When Help for Vicodin Addiction Is Needed
More Americans are dying today from opioid overdose than ever before: 115 people are lost to the opioid crisis every day according to the Centers for Disease Control and Prevention. Among the opioids responsible for the epidemic is Vicodin. While it may have legitimate reasons for medical use, the abuse of Vicodin can only lead to an addiction, given enough time. Thankfully, help for Vicodin addiction is just a short phone call away.
To better understand whether you or a loved one has an addiction to Vicodin, the signs of opioid addiction will be discussed as well as the best ways to overcome abuse and addiction to the drug.
Signs of Vicodin Addiction
All of the signs of opioid addiction may not manifest in each person who has become addicted. If you are concerned about a loved one, it may also be difficult to notice some of the signs of addiction because the addict is likely trying to hide it from those close to them.
Psychological signs that someone needs help for Vicodin addiction include the following:
- They have moments of sudden euphoria
- They carry on with the use of the drug regardless of psychological problems
- Poor memory
- Poor decision making
- Short attention span
The behavioral signs that someone needs help for Vicodin addiction are as follows:
- Due to tolerance, the person must take increasing quantities
- Hobbies and the like are dropped
- Risky use of Vicodin, such as getting high before driving
- They may know that Vicodin abuse is causing problems in their life but don’t stop
- Much of an addict’s time is preoccupied by getting, recovering and using the drug
- Attempts to stop always result in eventual relapse
The physical signs that an individual needs help for Vicodin addiction include:
- No response to pain stimuli
- Depressed breathing
- Flushed skin
- Pinpoint pupils
- Abdominal pains
- Withdrawal symptoms
The first important aspect of dealing with Vicodin abuse is detoxification. Withdrawal symptoms are best described as the worst flu-like symptoms combined with intense cravings. In order to help an addict cope, FDA-approved medication can help to replace Vicodin, allowing the individual to taper off, which reduces symptoms greatly. The drugs have anti-abuse properties, and are often combined with other medications that block excessive amounts of opioid use.
A person first starts to experience symptoms of withdrawal within a couple of hours after coming down. Mild symptoms appear at first, which then peak at around the 48 hour mark, and continue for roughly a week.
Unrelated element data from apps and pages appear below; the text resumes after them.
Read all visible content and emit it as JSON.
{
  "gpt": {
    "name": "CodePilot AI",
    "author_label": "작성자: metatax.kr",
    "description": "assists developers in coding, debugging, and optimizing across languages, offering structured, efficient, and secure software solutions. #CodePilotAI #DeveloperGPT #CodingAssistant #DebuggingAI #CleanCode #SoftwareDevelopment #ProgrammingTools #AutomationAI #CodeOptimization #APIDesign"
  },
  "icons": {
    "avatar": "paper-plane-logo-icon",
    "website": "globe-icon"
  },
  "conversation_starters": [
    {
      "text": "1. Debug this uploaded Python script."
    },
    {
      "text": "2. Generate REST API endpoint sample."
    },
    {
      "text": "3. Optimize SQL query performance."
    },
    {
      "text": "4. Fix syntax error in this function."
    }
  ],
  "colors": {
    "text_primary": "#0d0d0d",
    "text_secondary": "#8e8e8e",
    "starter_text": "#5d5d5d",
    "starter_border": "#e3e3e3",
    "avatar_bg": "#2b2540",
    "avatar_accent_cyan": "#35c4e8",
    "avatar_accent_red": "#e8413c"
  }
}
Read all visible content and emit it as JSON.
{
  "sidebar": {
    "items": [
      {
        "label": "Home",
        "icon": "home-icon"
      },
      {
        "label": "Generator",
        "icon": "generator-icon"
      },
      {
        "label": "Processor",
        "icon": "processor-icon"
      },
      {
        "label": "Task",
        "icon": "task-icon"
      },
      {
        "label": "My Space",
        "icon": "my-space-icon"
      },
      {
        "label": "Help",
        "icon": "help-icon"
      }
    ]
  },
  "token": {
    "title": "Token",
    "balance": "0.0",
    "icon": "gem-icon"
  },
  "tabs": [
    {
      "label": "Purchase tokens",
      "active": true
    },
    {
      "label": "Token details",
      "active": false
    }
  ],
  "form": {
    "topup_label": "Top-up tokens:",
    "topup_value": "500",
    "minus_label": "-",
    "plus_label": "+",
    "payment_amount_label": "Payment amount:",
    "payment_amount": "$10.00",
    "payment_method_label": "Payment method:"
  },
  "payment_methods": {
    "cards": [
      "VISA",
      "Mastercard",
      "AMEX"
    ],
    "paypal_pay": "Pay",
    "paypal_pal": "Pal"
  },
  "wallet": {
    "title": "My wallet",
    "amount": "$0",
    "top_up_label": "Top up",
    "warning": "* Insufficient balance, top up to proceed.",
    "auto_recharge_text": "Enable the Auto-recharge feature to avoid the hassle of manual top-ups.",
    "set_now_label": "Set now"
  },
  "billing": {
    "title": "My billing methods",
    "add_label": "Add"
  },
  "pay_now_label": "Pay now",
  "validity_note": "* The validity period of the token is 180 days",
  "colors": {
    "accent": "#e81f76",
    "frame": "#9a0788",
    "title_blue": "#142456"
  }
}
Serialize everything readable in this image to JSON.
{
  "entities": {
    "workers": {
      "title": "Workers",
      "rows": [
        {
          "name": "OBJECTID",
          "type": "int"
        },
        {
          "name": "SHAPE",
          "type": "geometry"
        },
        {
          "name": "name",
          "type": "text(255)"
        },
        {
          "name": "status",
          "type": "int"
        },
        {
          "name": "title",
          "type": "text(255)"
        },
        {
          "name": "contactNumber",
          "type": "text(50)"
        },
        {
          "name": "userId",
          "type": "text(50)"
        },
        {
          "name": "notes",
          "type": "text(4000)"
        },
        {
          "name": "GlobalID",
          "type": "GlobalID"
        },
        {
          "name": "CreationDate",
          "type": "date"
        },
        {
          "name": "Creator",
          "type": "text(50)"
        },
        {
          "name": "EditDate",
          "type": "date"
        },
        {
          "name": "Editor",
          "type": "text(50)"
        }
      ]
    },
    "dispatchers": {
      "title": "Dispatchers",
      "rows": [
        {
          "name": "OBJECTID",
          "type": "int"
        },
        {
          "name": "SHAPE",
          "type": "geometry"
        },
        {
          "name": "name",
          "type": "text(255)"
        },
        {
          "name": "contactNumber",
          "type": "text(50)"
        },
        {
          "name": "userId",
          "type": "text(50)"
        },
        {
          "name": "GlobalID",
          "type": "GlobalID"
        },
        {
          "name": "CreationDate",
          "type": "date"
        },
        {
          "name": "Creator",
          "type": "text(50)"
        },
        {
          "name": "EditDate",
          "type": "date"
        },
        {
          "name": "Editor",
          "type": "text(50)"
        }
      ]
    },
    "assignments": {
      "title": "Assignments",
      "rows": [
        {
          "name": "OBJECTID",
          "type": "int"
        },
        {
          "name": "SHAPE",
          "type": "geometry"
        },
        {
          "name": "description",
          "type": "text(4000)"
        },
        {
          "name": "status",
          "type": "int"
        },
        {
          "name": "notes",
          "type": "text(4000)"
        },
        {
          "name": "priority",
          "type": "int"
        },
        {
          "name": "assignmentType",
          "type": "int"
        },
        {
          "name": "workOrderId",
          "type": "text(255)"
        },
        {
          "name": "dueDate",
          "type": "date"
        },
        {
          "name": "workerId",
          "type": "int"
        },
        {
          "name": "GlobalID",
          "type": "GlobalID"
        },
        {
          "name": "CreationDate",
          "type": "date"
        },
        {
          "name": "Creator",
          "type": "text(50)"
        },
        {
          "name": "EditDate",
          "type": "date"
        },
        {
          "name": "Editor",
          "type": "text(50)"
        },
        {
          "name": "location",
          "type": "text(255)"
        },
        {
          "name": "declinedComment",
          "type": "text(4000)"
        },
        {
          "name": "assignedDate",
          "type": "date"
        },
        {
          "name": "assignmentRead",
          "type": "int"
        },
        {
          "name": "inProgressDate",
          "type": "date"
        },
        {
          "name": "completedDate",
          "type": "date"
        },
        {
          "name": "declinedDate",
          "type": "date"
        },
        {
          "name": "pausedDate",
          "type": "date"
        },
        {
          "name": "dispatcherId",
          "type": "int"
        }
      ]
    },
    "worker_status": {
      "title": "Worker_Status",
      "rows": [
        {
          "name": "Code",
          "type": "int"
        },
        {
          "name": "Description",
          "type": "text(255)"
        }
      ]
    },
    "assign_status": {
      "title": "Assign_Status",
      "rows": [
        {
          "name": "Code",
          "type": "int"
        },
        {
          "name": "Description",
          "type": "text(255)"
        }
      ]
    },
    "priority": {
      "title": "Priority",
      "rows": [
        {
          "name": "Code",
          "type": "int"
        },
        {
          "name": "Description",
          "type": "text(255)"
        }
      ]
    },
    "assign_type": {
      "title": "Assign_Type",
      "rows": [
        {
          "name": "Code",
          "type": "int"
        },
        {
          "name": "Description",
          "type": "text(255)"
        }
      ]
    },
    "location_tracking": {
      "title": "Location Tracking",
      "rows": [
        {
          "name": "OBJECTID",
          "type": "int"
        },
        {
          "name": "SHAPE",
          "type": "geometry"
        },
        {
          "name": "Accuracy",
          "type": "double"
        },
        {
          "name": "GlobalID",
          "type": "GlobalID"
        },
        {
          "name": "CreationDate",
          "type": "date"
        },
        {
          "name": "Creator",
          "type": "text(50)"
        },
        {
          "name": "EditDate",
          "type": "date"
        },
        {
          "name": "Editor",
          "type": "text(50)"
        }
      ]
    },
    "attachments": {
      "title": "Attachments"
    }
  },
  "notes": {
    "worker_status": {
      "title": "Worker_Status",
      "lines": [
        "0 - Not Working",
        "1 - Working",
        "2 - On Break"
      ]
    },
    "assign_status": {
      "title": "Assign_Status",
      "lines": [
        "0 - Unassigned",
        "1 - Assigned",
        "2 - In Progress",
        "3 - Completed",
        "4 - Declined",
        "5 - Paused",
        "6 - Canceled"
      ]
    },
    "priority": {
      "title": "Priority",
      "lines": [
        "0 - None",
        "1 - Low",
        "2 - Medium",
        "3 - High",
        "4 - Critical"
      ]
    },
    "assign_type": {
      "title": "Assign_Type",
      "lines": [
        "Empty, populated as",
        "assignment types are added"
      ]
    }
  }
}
Behavioral Therapy and Alternative Treatments
To understand how addiction works, one needs to see it as the relapsing, chronic disease that it is. Like most diseases without a cure, the only way to beat it is by learning how to manage it and how to stop triggers from causing relapse. To that end, cognitive-behavioral therapy can help to address the issues in the person’s thinking and behavior, providing better ways to cope with life’s stressors.
Vicodin addiction help is not a one-size-fits-all; several methods must be made available to be able to treat everyone. As such, alternative treatment programs such as animal, art and music therapy can be used to great effect in some cases.
Finally, rehab helps an addict to understand the science of addiction as well as what they need to do to prevent relapse. These strategies will play a role in the recovering addict’s life long after they leave rehab.
If you or a loved one is struggling with addiction, get help right away. Make a phone call that will connect you to a professional drug treatment center. The call you make may save your life or the life of someone you love. Call us today at 1.800.429.7690.